BEGIN Excerpted records

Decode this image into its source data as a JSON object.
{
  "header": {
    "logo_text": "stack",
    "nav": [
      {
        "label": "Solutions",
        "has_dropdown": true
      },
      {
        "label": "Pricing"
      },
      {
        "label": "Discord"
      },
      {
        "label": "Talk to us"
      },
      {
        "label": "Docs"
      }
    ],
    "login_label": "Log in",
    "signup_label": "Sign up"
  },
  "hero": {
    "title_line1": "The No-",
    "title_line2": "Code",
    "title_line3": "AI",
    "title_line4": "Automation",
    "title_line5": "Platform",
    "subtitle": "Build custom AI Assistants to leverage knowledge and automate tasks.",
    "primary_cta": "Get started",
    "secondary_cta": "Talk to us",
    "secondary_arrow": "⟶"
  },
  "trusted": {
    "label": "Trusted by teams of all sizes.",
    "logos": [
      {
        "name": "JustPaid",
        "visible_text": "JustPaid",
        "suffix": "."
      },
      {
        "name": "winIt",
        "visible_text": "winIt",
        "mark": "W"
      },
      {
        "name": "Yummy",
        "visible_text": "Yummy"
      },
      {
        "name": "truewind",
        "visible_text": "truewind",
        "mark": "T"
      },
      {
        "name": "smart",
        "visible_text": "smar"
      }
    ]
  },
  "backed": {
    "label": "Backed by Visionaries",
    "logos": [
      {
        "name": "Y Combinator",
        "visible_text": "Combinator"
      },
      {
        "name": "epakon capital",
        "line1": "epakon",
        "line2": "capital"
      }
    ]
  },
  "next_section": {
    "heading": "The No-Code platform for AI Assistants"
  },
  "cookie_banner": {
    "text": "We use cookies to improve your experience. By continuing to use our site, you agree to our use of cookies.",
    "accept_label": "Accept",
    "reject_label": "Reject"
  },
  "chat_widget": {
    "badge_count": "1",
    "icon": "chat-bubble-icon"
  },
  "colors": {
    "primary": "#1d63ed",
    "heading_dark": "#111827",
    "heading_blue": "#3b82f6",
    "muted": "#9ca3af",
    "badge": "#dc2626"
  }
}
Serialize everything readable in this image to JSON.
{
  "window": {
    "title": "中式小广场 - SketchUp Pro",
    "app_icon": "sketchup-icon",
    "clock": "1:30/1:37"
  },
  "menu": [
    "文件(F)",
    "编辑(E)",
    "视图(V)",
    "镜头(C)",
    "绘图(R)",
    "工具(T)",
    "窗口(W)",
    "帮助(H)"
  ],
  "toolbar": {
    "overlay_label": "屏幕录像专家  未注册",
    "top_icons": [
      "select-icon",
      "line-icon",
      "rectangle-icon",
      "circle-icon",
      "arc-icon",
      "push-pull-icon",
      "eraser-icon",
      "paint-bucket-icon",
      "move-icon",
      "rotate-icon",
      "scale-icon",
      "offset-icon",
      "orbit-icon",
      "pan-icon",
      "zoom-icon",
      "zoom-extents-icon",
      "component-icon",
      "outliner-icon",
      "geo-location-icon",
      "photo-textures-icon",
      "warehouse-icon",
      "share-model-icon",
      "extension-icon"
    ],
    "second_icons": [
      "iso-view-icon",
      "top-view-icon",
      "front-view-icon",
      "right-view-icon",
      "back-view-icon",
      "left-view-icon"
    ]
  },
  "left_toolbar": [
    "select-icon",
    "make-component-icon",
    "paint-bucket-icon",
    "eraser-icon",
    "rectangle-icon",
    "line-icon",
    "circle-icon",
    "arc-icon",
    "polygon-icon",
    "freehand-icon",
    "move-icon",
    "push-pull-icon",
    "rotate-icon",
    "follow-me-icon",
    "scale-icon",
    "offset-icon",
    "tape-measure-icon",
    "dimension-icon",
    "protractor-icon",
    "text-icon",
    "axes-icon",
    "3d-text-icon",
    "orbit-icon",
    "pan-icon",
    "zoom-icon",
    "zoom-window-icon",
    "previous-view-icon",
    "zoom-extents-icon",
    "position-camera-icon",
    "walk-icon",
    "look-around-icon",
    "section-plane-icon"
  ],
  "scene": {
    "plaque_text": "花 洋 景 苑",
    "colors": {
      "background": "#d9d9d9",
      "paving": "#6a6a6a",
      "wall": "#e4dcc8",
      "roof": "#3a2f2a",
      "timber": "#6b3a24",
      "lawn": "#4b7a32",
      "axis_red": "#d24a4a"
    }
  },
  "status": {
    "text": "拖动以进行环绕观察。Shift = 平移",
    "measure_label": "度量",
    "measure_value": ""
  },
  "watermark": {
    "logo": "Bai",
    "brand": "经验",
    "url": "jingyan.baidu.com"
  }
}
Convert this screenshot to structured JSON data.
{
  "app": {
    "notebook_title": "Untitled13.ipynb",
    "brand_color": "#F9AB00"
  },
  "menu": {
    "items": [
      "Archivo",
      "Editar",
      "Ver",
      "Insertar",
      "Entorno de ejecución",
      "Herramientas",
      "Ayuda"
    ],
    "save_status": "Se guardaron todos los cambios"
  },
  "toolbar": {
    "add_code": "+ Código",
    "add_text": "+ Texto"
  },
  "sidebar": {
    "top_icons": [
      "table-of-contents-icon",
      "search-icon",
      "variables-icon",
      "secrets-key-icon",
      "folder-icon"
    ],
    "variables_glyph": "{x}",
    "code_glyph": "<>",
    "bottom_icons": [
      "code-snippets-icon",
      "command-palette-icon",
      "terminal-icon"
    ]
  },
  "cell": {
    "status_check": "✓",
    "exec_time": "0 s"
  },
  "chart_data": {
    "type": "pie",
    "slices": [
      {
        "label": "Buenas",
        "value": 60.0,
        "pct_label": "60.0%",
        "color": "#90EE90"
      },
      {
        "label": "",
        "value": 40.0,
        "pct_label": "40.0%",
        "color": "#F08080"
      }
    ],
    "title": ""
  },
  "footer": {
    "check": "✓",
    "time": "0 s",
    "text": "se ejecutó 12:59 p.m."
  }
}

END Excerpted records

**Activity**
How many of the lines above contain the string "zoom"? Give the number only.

**Result of the task**
5